### STUDY MATERIAL
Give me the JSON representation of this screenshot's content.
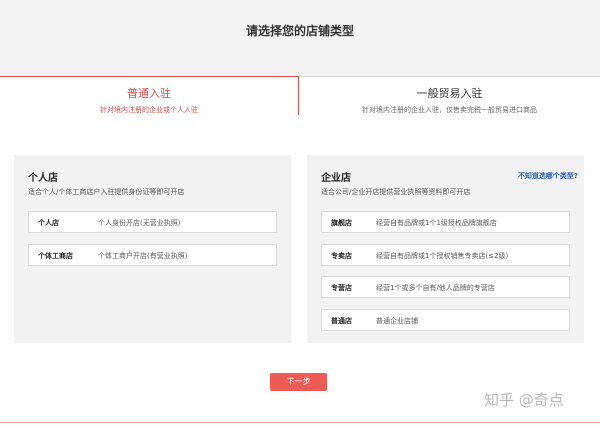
{
  "header": {
    "title": "请选择您的店铺类型"
  },
  "tabs": [
    {
      "label": "普通入驻",
      "sub": "针对境内注册的企业或个人入驻"
    },
    {
      "label": "一般贸易入驻",
      "sub": "针对境内注册的企业入驻，仅售卖完税一般贸易进口商品"
    }
  ],
  "personal": {
    "title": "个人店",
    "desc": "适合个人/个体工商店户入驻提供身份证等即可开店",
    "options": [
      {
        "name": "个人店",
        "desc": "个人身份开店(无营业执照)"
      },
      {
        "name": "个体工商店",
        "desc": "个体工商户开店(有营业执照)"
      }
    ]
  },
  "enterprise": {
    "title": "企业店",
    "help": "不知道选哪个类型?",
    "desc": "适合公司/企业开店提供营业执照等资料即可开店",
    "options": [
      {
        "name": "旗舰店",
        "desc": "经营自有品牌或1个1级授权品牌旗舰店"
      },
      {
        "name": "专卖店",
        "desc": "经营自有品牌或1个授权销售专卖店(≤2级)"
      },
      {
        "name": "专营店",
        "desc": "经营1个或多个自有/他人品牌的专营店"
      },
      {
        "name": "普通店",
        "desc": "普通企业店铺"
      }
    ]
  },
  "actions": {
    "next": "下一步"
  },
  "watermark": "知乎 @奇点",
  "colors": {
    "accent": "#d84b4b",
    "button": "#ef5a55",
    "link": "#2a5fb0"
  }
}
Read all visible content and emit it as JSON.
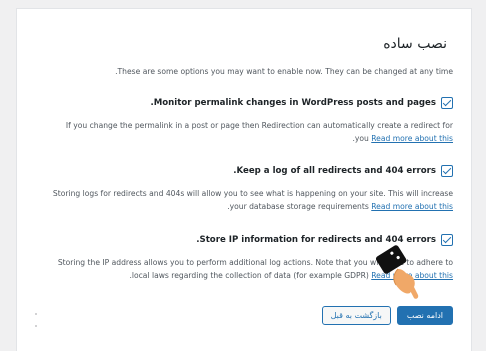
{
  "wizard": {
    "title": "نصب ساده",
    "intro": ".These are some options you may want to enable now. They can be changed at any time",
    "options": [
      {
        "heading": ".Monitor permalink changes in WordPress posts and pages",
        "checked": true,
        "desc_line1": "If you change the permalink in a post or page then Redirection can automatically create a redirect for",
        "desc_line2_text": ".you",
        "link": "Read more about this"
      },
      {
        "heading": ".Keep a log of all redirects and 404 errors",
        "checked": true,
        "desc_line1": "Storing logs for redirects and 404s will allow you to see what is happening on your site. This will increase",
        "desc_line2_text": ".your database storage requirements",
        "link": "Read more about this"
      },
      {
        "heading": ".Store IP information for redirects and 404 errors",
        "checked": true,
        "desc_line1": "Storing the IP address allows you to perform additional log actions. Note that you will need to adhere to",
        "desc_line2_text": ".local laws regarding the collection of data (for example GDPR)",
        "link": "Read more about this"
      }
    ],
    "buttons": {
      "continue": "ادامه نصب",
      "back": "بازگشت به قبل"
    }
  },
  "colors": {
    "accent": "#2271b1",
    "text": "#50575e",
    "heading": "#1d2327"
  },
  "icons": {
    "cursor": "pointing-hand-icon"
  }
}
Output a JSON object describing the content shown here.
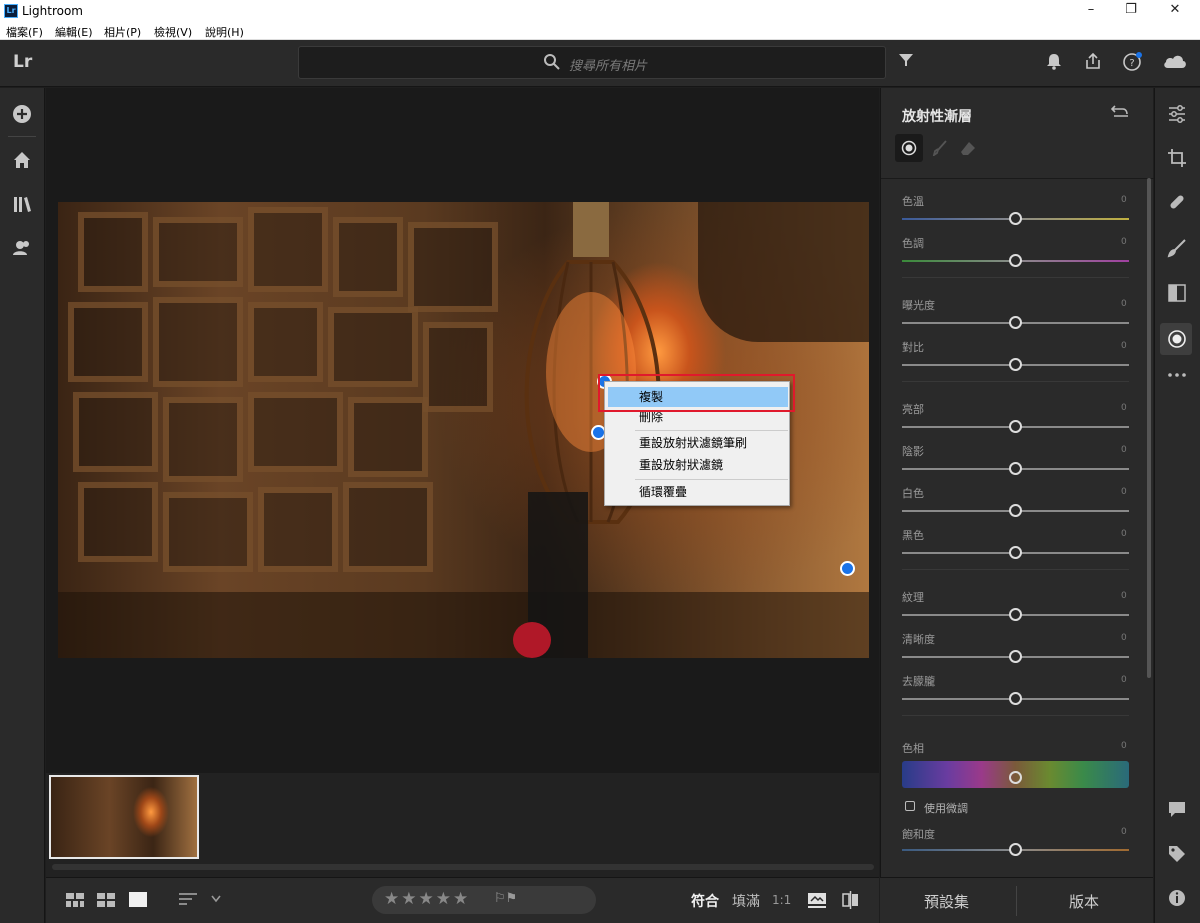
{
  "window": {
    "title": "Lightroom",
    "logo_text": "Lr",
    "minimize": "–",
    "maximize": "❐",
    "close": "✕"
  },
  "menu": [
    "檔案(F)",
    "編輯(E)",
    "相片(P)",
    "檢視(V)",
    "說明(H)"
  ],
  "topbar": {
    "brand": "Lr",
    "search_placeholder": "搜尋所有相片"
  },
  "left_nav": [
    "add-icon",
    "home-icon",
    "library-icon",
    "people-icon"
  ],
  "context_menu": {
    "items": [
      "複製",
      "刪除",
      "重設放射狀濾鏡筆刷",
      "重設放射狀濾鏡",
      "循環覆疊"
    ],
    "highlighted": "複製"
  },
  "bottombar": {
    "fit": "符合",
    "fill": "填滿",
    "ratio": "1:1",
    "stars": "★★★★★",
    "flags": "⚐⚑"
  },
  "panel": {
    "title": "放射性漸層",
    "groups": [
      [
        {
          "label": "色溫",
          "value": "0"
        },
        {
          "label": "色調",
          "value": "0"
        }
      ],
      [
        {
          "label": "曝光度",
          "value": "0"
        },
        {
          "label": "對比",
          "value": "0"
        }
      ],
      [
        {
          "label": "亮部",
          "value": "0"
        },
        {
          "label": "陰影",
          "value": "0"
        },
        {
          "label": "白色",
          "value": "0"
        },
        {
          "label": "黑色",
          "value": "0"
        }
      ],
      [
        {
          "label": "紋理",
          "value": "0"
        },
        {
          "label": "清晰度",
          "value": "0"
        },
        {
          "label": "去朦朧",
          "value": "0"
        }
      ]
    ],
    "hue": {
      "label": "色相",
      "value": "0"
    },
    "fine_tune": "使用微調",
    "saturation": {
      "label": "飽和度",
      "value": "0"
    },
    "presets": "預設集",
    "versions": "版本"
  },
  "colors": {
    "accent": "#1a73e8",
    "panel_bg": "#2a2a2a",
    "highlight": "#91c9f7",
    "annotation": "#e0192c"
  }
}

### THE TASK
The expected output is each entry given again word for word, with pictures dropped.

### TASK OUTPUT
Give me the JSON representation of this screenshot's content.
{
  "header": {
    "title": "请选择您的店铺类型"
  },
  "tabs": [
    {
      "label": "普通入驻",
      "sub": "针对境内注册的企业或个人入驻"
    },
    {
      "label": "一般贸易入驻",
      "sub": "针对境内注册的企业入驻，仅售卖完税一般贸易进口商品"
    }
  ],
  "personal": {
    "title": "个人店",
    "desc": "适合个人/个体工商店户入驻提供身份证等即可开店",
    "options": [
      {
        "name": "个人店",
        "desc": "个人身份开店(无营业执照)"
      },
      {
        "name": "个体工商店",
        "desc": "个体工商户开店(有营业执照)"
      }
    ]
  },
  "enterprise": {
    "title": "企业店",
    "help": "不知道选哪个类型?",
    "desc": "适合公司/企业开店提供营业执照等资料即可开店",
    "options": [
      {
        "name": "旗舰店",
        "desc": "经营自有品牌或1个1级授权品牌旗舰店"
      },
      {
        "name": "专卖店",
        "desc": "经营自有品牌或1个授权销售专卖店(≤2级)"
      },
      {
        "name": "专营店",
        "desc": "经营1个或多个自有/他人品牌的专营店"
      },
      {
        "name": "普通店",
        "desc": "普通企业店铺"
      }
    ]
  },
  "actions": {
    "next": "下一步"
  },
  "watermark": "知乎 @奇点",
  "colors": {
    "accent": "#d84b4b",
    "button": "#ef5a55",
    "link": "#2a5fb0"
  }
}
Read all visible content and emit it as JSON.
{
  "wizard": {
    "title": "نصب ساده",
    "intro": ".These are some options you may want to enable now. They can be changed at any time",
    "options": [
      {
        "heading": ".Monitor permalink changes in WordPress posts and pages",
        "checked": true,
        "desc_line1": "If you change the permalink in a post or page then Redirection can automatically create a redirect for",
        "desc_line2_text": ".you",
        "link": "Read more about this"
      },
      {
        "heading": ".Keep a log of all redirects and 404 errors",
        "checked": true,
        "desc_line1": "Storing logs for redirects and 404s will allow you to see what is happening on your site. This will increase",
        "desc_line2_text": ".your database storage requirements",
        "link": "Read more about this"
      },
      {
        "heading": ".Store IP information for redirects and 404 errors",
        "checked": true,
        "desc_line1": "Storing the IP address allows you to perform additional log actions. Note that you will need to adhere to",
        "desc_line2_text": ".local laws regarding the collection of data (for example GDPR)",
        "link": "Read more about this"
      }
    ],
    "buttons": {
      "continue": "ادامه نصب",
      "back": "بازگشت به قبل"
    }
  },
  "colors": {
    "accent": "#2271b1",
    "text": "#50575e",
    "heading": "#1d2327"
  },
  "icons": {
    "cursor": "pointing-hand-icon"
  }
}
Output a JSON object describing the content shown here.
{
  "window": {
    "title": "Lightroom",
    "logo_text": "Lr",
    "minimize": "–",
    "maximize": "❐",
    "close": "✕"
  },
  "menu": [
    "檔案(F)",
    "編輯(E)",
    "相片(P)",
    "檢視(V)",
    "說明(H)"
  ],
  "topbar": {
    "brand": "Lr",
    "search_placeholder": "搜尋所有相片"
  },
  "left_nav": [
    "add-icon",
    "home-icon",
    "library-icon",
    "people-icon"
  ],
  "context_menu": {
    "items": [
      "複製",
      "刪除",
      "重設放射狀濾鏡筆刷",
      "重設放射狀濾鏡",
      "循環覆疊"
    ],
    "highlighted": "複製"
  },
  "bottombar": {
    "fit": "符合",
    "fill": "填滿",
    "ratio": "1:1",
    "stars": "★★★★★",
    "flags": "⚐⚑"
  },
  "panel": {
    "title": "放射性漸層",
    "groups": [
      [
        {
          "label": "色溫",
          "value": "0"
        },
        {
          "label": "色調",
          "value": "0"
        }
      ],
      [
        {
          "label": "曝光度",
          "value": "0"
        },
        {
          "label": "對比",
          "value": "0"
        }
      ],
      [
        {
          "label": "亮部",
          "value": "0"
        },
        {
          "label": "陰影",
          "value": "0"
        },
        {
          "label": "白色",
          "value": "0"
        },
        {
          "label": "黑色",
          "value": "0"
        }
      ],
      [
        {
          "label": "紋理",
          "value": "0"
        },
        {
          "label": "清晰度",
          "value": "0"
        },
        {
          "label": "去朦朧",
          "value": "0"
        }
      ]
    ],
    "hue": {
      "label": "色相",
      "value": "0"
    },
    "fine_tune": "使用微調",
    "saturation": {
      "label": "飽和度",
      "value": "0"
    },
    "presets": "預設集",
    "versions": "版本"
  },
  "colors": {
    "accent": "#1a73e8",
    "panel_bg": "#2a2a2a",
    "highlight": "#91c9f7",
    "annotation": "#e0192c"
  }
}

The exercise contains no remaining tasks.